The task -
Even where a record seems odd, copy it exactly as it appears below.

─── The input

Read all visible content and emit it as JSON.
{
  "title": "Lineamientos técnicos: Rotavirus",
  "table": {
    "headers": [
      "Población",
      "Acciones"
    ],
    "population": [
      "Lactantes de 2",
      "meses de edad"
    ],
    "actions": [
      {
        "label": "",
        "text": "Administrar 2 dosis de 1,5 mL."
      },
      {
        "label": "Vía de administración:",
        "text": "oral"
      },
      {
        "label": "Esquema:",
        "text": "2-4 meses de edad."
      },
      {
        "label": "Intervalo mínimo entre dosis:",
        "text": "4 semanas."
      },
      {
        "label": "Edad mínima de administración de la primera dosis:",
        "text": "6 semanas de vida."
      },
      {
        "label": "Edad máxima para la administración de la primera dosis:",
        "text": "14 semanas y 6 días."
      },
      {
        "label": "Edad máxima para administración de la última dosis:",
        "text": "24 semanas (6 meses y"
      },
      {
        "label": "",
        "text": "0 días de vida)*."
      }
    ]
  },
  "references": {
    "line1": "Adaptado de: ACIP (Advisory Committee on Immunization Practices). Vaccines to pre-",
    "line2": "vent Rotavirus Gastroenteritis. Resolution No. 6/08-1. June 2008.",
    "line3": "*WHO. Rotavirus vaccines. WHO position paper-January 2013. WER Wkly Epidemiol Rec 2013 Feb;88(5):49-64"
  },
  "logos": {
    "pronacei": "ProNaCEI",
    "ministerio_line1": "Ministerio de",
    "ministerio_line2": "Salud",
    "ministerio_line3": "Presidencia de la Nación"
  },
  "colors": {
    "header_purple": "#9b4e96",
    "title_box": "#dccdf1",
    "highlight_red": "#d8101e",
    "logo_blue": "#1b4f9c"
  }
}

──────

Task answer -
Read all visible content and emit it as JSON.
{
  "title": "Lineamientos técnicos: Rotavirus",
  "table": {
    "headers": [
      "Población",
      "Acciones"
    ],
    "population": [
      "Lactantes de 2",
      "meses de edad"
    ],
    "actions": [
      {
        "label": "",
        "text": "Administrar 2 dosis de 1,5 mL."
      },
      {
        "label": "Vía de administración:",
        "text": "oral"
      },
      {
        "label": "Esquema:",
        "text": "2-4 meses de edad."
      },
      {
        "label": "Intervalo mínimo entre dosis:",
        "text": "4 semanas."
      },
      {
        "label": "Edad mínima de administración de la primera dosis:",
        "text": "6 semanas de vida."
      },
      {
        "label": "Edad máxima para la administración de la primera dosis:",
        "text": "14 semanas y 6 días."
      },
      {
        "label": "Edad máxima para administración de la última dosis:",
        "text": "24 semanas (6 meses y"
      },
      {
        "label": "",
        "text": "0 días de vida)*."
      }
    ]
  },
  "references": {
    "line1": "Adaptado de: ACIP (Advisory Committee on Immunization Practices). Vaccines to pre-",
    "line2": "vent Rotavirus Gastroenteritis. Resolution No. 6/08-1. June 2008.",
    "line3": "*WHO. Rotavirus vaccines. WHO position paper-January 2013. WER Wkly Epidemiol Rec 2013 Feb;88(5):49-64"
  },
  "logos": {
    "pronacei": "ProNaCEI",
    "ministerio_line1": "Ministerio de",
    "ministerio_line2": "Salud",
    "ministerio_line3": "Presidencia de la Nación"
  },
  "colors": {
    "header_purple": "#9b4e96",
    "title_box": "#dccdf1",
    "highlight_red": "#d8101e",
    "logo_blue": "#1b4f9c"
  }
}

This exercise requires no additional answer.